I was in the fourth-largest city in the world, a city of close to seven million people, and I couldn’t make contact with anybody. I couldn’t speak Russian. On a slip of paper, I penned the Russian words for “to speak English” and passed it to the receptionist. Another blank stare.
I’ll have to contact the embassy again, I told myself. I wrote the word for “telephone” on a scrap of paper and showed it to a policeman. He disinterestedly pointed to the instrument. To my chagrin, I suddenly realized I had no rubles to make the call!
There was, I decided, no way to contact “Sergei.” I sat in the hotel lounge and thought and prayed. Moments later, I spied the bus driver who had driven me to the hotel. I quickly dug into my pocket for the embassy address. I showed it to him and, at the same time, displayed a handful of Canadian coins. Pointing to his bus, he offered to drive me to the embassy.

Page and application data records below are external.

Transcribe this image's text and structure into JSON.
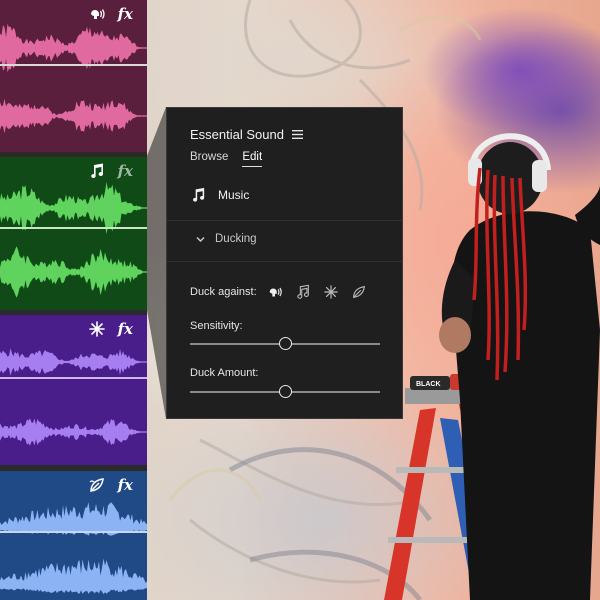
{
  "panel": {
    "title": "Essential Sound",
    "tabs": [
      {
        "label": "Browse",
        "active": false
      },
      {
        "label": "Edit",
        "active": true
      }
    ],
    "type_label": "Music",
    "section_label": "Ducking",
    "duck_against_label": "Duck against:",
    "duck_against_icons": [
      "dialogue-icon",
      "music-icon",
      "sfx-icon",
      "ambience-icon"
    ],
    "sensitivity_label": "Sensitivity:",
    "sensitivity_value": 0.5,
    "duck_amount_label": "Duck Amount:",
    "duck_amount_value": 0.5
  },
  "tracks": [
    {
      "type": "dialogue",
      "icon": "dialogue-icon",
      "fx_label": "fx",
      "color": "#5a1f3c",
      "wave_color": "#e06aa0"
    },
    {
      "type": "music",
      "icon": "music-icon",
      "fx_label": "fx",
      "color": "#0f4a17",
      "wave_color": "#5fd35d"
    },
    {
      "type": "sfx",
      "icon": "sfx-icon",
      "fx_label": "fx",
      "color": "#4a1e8a",
      "wave_color": "#a77ef0"
    },
    {
      "type": "ambience",
      "icon": "ambience-icon",
      "fx_label": "fx",
      "color": "#1f4a85",
      "wave_color": "#8cb3f4"
    }
  ],
  "scene": {
    "can_label": "BLACK"
  },
  "colors": {
    "panel_bg": "#1f1f1f",
    "accent_text": "#ffffff"
  }
}
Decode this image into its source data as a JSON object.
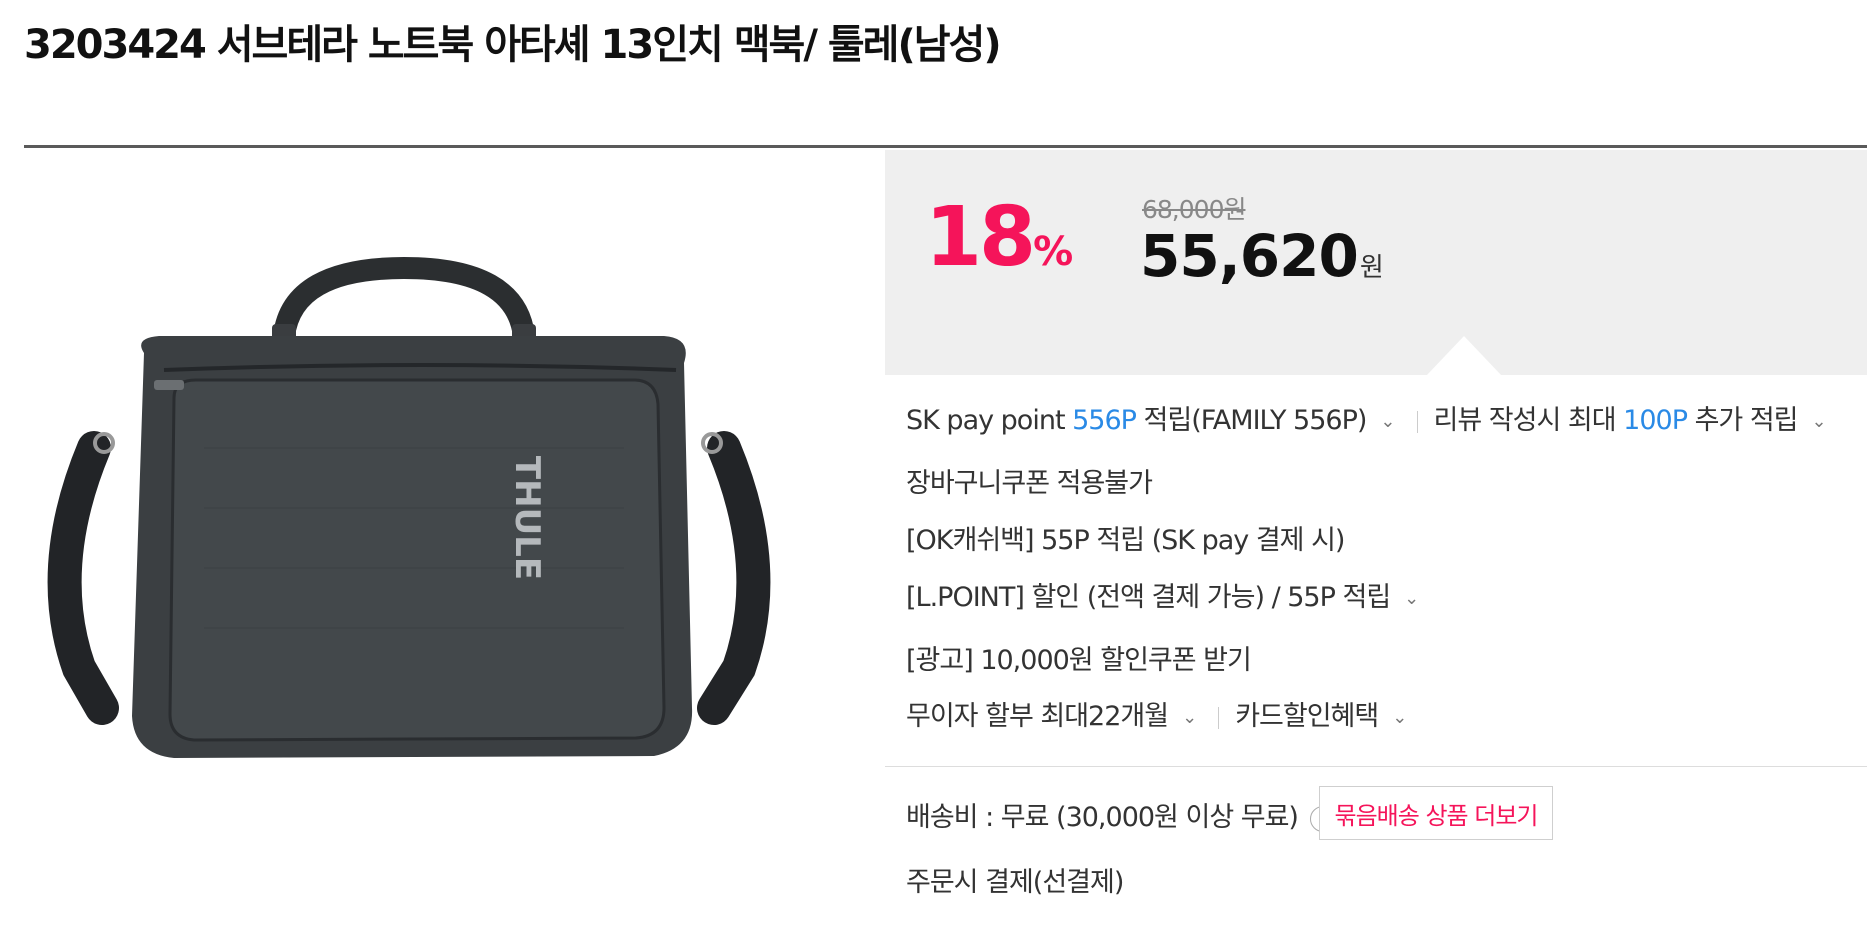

The embassy door at 23 Stariokonyushenny Pereulok was a welcome sight. Inside I told my story to one man, then another. It was too late to speak with the folks at Radio Moscow and I didn’t have anywhere to spent the night. A Canadian secured a hotel room for me and loaned me ten rubles.
I careened to Hotel Ukraine in a black station wagon, driven by a Russian. I jumped into bed and slept for six hours. Once awake, I became very lonely…and scared.
On Monday morning, I left the hotel and caught a cab to the embassy, where I was met by a host of friendly faces. I rehearsed my story. They made several phone calls on my behalf. Radio Moscow was adamant that I had not won the trip. “No one ever wins a trip from us!” they declared.
The first secretary and consul at the embassy read to the Russian the letters I had received from Radio Moscow.
“Who signed these letters?”
“Mrs. Maria Kolbantsev.”
“But that’s impossible. No such person works at our studious!”
At this revelation, my Canadian friend boiled over and, in language that turned the air around me blue, harshly demanded immediate action. His pressure resulted in grudging progress. I was told that later that day, I would be traveling to Leningrad to begin my tour. The Canadian Embassy had become my personal haven, my Shangri-La, my home away from home.
Since then, many What if? questions have arisen in my mind. The answer to each one goes back to the debt of appreciation I feel for the Canadian Embassy in Moscow and their personal care for me at a time when my future looked so foreboding.